Children are entirely dependent on their caretakers for appropriate nutrition in the most crucial stages of their lives. In America, 16 million children currently live in food-insecure households, and more than one third of children and adolescents are overweight or obese. While obesity touches all colors, genders, and social-economic backgrounds in America, African Americans, Hispanics, and children from households with lower education level are especially affected.

 

Obesity is usually thought of as a disease of excess, however, there’s a positive correlation between poverty and obesity. According to a study of over 28,000 low-income children in the Massachusetts WIC program, children in food-insecure households have 22 percent greater odds of childhood obesity compared to their food-secure counterparts.  Though initially counterintuitive, several factors explain this relationship: lack of access to healthy food, greater exposure to obesity-promoting products, cycle of starvation and overeating, few opportunities for physical activities, high level of stress, depression, and anxiety, and limited access to healthcare.

 

Currently, several nutritional assistance programs such as WIC, Food Bank, and SNAP target low-income, food insecure populations. However, while these programs might address the issue of food insecurity and cycle of overeating and starvation, the types of food provided might contribute to obesity.

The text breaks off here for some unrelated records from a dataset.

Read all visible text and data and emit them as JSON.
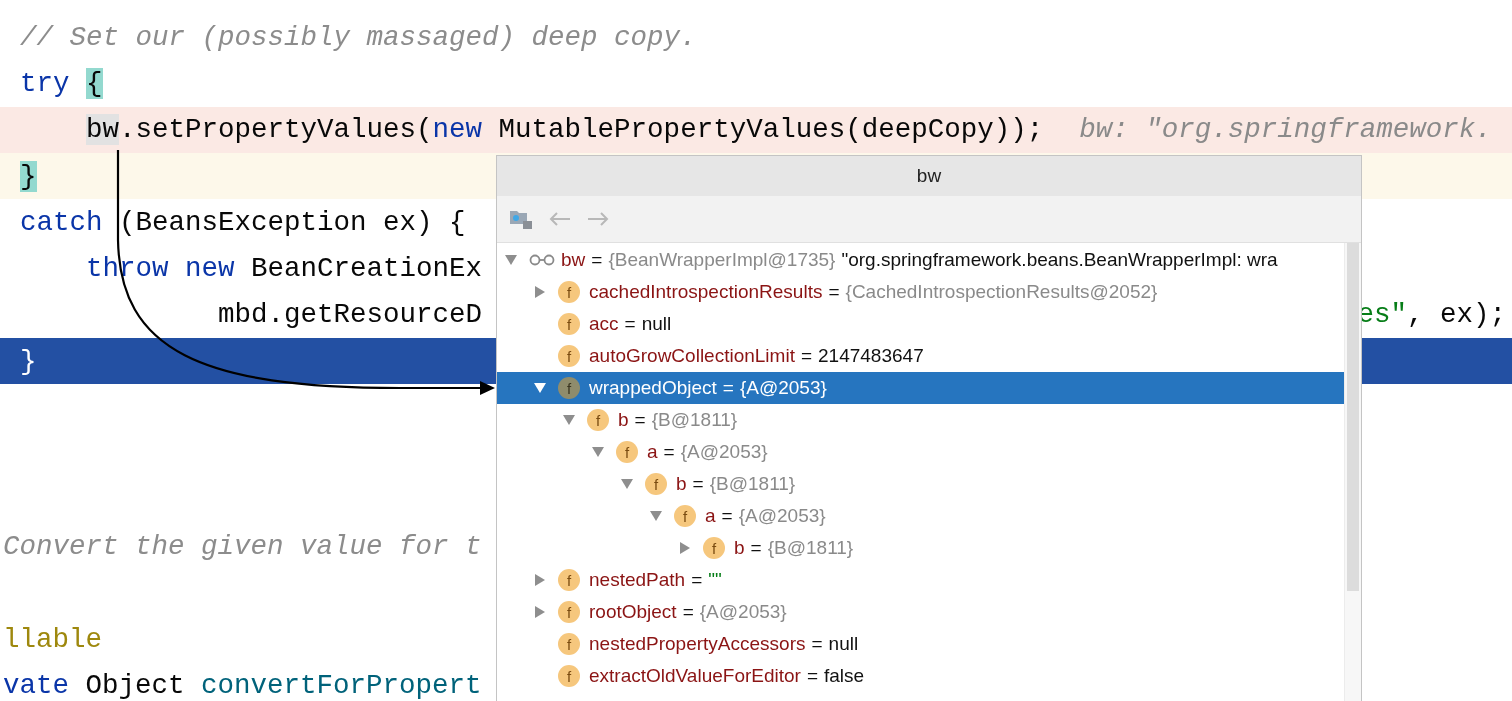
{
  "editor": {
    "lines": [
      {
        "kind": "code",
        "tokens": [
          {
            "kind": "comment",
            "text": "// Set our (possibly massaged) deep copy."
          }
        ]
      },
      {
        "kind": "code",
        "tokens": [
          {
            "kind": "keyword",
            "text": "try"
          },
          {
            "kind": "brace",
            "text": "{"
          }
        ],
        "children": [
          {
            "kind": "breakpoint",
            "tokens": [
              {
                "kind": "usage",
                "text": "bw"
              },
              {
                "kind": "plain",
                "text": ".setPropertyValues("
              },
              {
                "kind": "keyword",
                "text": "new"
              },
              {
                "kind": "plain",
                "text": " MutablePropertyValues(deepCopy));"
              }
            ],
            "hint": "bw: \"org.springframework."
          }
        ]
      },
      {
        "kind": "caret",
        "tokens": [
          {
            "kind": "brace",
            "text": "}"
          }
        ]
      },
      {
        "kind": "code",
        "tokens": [
          {
            "kind": "keyword",
            "text": "catch"
          },
          {
            "kind": "plain",
            "text": " (BeansException ex) {"
          }
        ],
        "children": [
          {
            "kind": "code",
            "tokens": [
              {
                "kind": "keyword",
                "text": "throw new"
              },
              {
                "kind": "plain",
                "text": " BeanCreationEx"
              }
            ],
            "children": [
              {
                "kind": "continuation",
                "tokens": [
                  {
                    "kind": "plain",
                    "text": "mbd.getResourceD"
                  }
                ],
                "right_tokens": [
                  {
                    "kind": "string",
                    "text": "es\""
                  },
                  {
                    "kind": "plain",
                    "text": ", ex);"
                  }
                ]
              }
            ]
          }
        ]
      },
      {
        "kind": "execution",
        "tokens": [
          {
            "kind": "plain",
            "text": "}"
          }
        ]
      },
      {
        "kind": "blank"
      },
      {
        "kind": "blank"
      },
      {
        "kind": "blank"
      },
      {
        "kind": "cut",
        "tokens": [
          {
            "kind": "comment",
            "text": "Convert the given value for t"
          }
        ]
      },
      {
        "kind": "blank"
      },
      {
        "kind": "cut",
        "tokens": [
          {
            "kind": "annotation",
            "text": "llable"
          }
        ]
      },
      {
        "kind": "cut",
        "tokens": [
          {
            "kind": "keyword",
            "text": "vate"
          },
          {
            "kind": "plain",
            "text": " Object "
          },
          {
            "kind": "method",
            "text": "convertForPropert"
          }
        ]
      }
    ]
  },
  "popup": {
    "title": "bw",
    "tree": [
      {
        "kind": "watch",
        "name": "bw",
        "op": "=",
        "value": {
          "kind": "ref",
          "text": "{BeanWrapperImpl@1735}"
        },
        "description": "\"org.springframework.beans.BeanWrapperImpl: wra",
        "expanded": true,
        "selected": false,
        "children": [
          {
            "kind": "object",
            "badge": "f",
            "name": "cachedIntrospectionResults",
            "op": "=",
            "value": {
              "kind": "ref",
              "text": "{CachedIntrospectionResults@2052}"
            },
            "expanded": false,
            "selected": false
          },
          {
            "kind": "value",
            "badge": "f",
            "name": "acc",
            "op": "=",
            "value": {
              "kind": "plain",
              "text": "null"
            },
            "selected": false
          },
          {
            "kind": "value",
            "badge": "f",
            "name": "autoGrowCollectionLimit",
            "op": "=",
            "value": {
              "kind": "plain",
              "text": "2147483647"
            },
            "selected": false
          },
          {
            "kind": "object",
            "badge": "f",
            "name": "wrappedObject",
            "op": "=",
            "value": {
              "kind": "ref",
              "text": "{A@2053}"
            },
            "expanded": true,
            "selected": true,
            "children": [
              {
                "kind": "object",
                "badge": "f",
                "name": "b",
                "op": "=",
                "value": {
                  "kind": "ref",
                  "text": "{B@1811}"
                },
                "expanded": true,
                "selected": false,
                "children": [
                  {
                    "kind": "object",
                    "badge": "f",
                    "name": "a",
                    "op": "=",
                    "value": {
                      "kind": "ref",
                      "text": "{A@2053}"
                    },
                    "expanded": true,
                    "selected": false,
                    "children": [
                      {
                        "kind": "object",
                        "badge": "f",
                        "name": "b",
                        "op": "=",
                        "value": {
                          "kind": "ref",
                          "text": "{B@1811}"
                        },
                        "expanded": true,
                        "selected": false,
                        "children": [
                          {
                            "kind": "object",
                            "badge": "f",
                            "name": "a",
                            "op": "=",
                            "value": {
                              "kind": "ref",
                              "text": "{A@2053}"
                            },
                            "expanded": true,
                            "selected": false,
                            "children": [
                              {
                                "kind": "object",
                                "badge": "f",
                                "name": "b",
                                "op": "=",
                                "value": {
                                  "kind": "ref",
                                  "text": "{B@1811}"
                                },
                                "expanded": false,
                                "selected": false
                              }
                            ]
                          }
                        ]
                      }
                    ]
                  }
                ]
              }
            ]
          },
          {
            "kind": "object",
            "badge": "f",
            "name": "nestedPath",
            "op": "=",
            "value": {
              "kind": "string",
              "text": "\"\""
            },
            "expanded": false,
            "selected": false
          },
          {
            "kind": "object",
            "badge": "f",
            "name": "rootObject",
            "op": "=",
            "value": {
              "kind": "ref",
              "text": "{A@2053}"
            },
            "expanded": false,
            "selected": false
          },
          {
            "kind": "value",
            "badge": "f",
            "name": "nestedPropertyAccessors",
            "op": "=",
            "value": {
              "kind": "plain",
              "text": "null"
            },
            "selected": false
          },
          {
            "kind": "value",
            "badge": "f",
            "name": "extractOldValueForEditor",
            "op": "=",
            "value": {
              "kind": "plain",
              "text": "false"
            },
            "selected": false
          }
        ]
      }
    ]
  }
}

For example, WIC provides 128 oz of fruit juice monthly to children ages 1-4, which is the maximum amount recommended by the AAP, food banks provide soda, juice, chips and other sugary snacks, and SNAP allows soft drinks, candy, cookies, ice cream, and cake to be purchased using monthly SNAP allowance. While the AAP’s policy statement in June 2017 does allow up to 3 oz of juice a day for 1-3 years old toddlers, it states that “fruit juice …has no essential role in healthy, balanced diets of children” and calls for pediatricians’ support to “reduce the consumption of fruit juice…by toddlers and young children already exposed to juice, including through…WIC.”

 

While we concentrate our efforts in providing assistance to food-insecure families, it is important to be mindful of the other phenomenon that tends to coexist with poverty and food insecurity: obesity.  When families are provided with juice, soda, and other non-nutritious food as part of their food package, it can be confusing and difficult to choose to consume only nutritious food. It is crucial for healthcare providers and nutritionists to counsel patients on healthy food choices, especially in families with limited access to resources and education.

 

Several resources can help families learn more about healthy food choices:

https://www.nutrition.gov/

https://www.choosemyplate.gov/

https://www.girlshealth.gov/nutrition/index.html

 

 

Phinga Do, MD

 

 

References:

https://ihcw.aap.org/Documents/COPC_Module1_RoleofHCProvider_FINAL.pdf

http://frac.org/wp-content/uploads/frac_brief_understanding_the_connections.pdf

http://pediatrics.aappublications.org/content/139/6/e20170967

https://fns-prod.azureedge.net/sites/default/files/wic/SNAPSHOT-of-WIC-Child-Women-Food-Pkgs.pdf

https://www.fns.usda.gov/snap/eligible-food-items

https://www.aap.org/en-us/advocacy-and-policy/federal-advocacy/Pages/ChildNutrition.aspx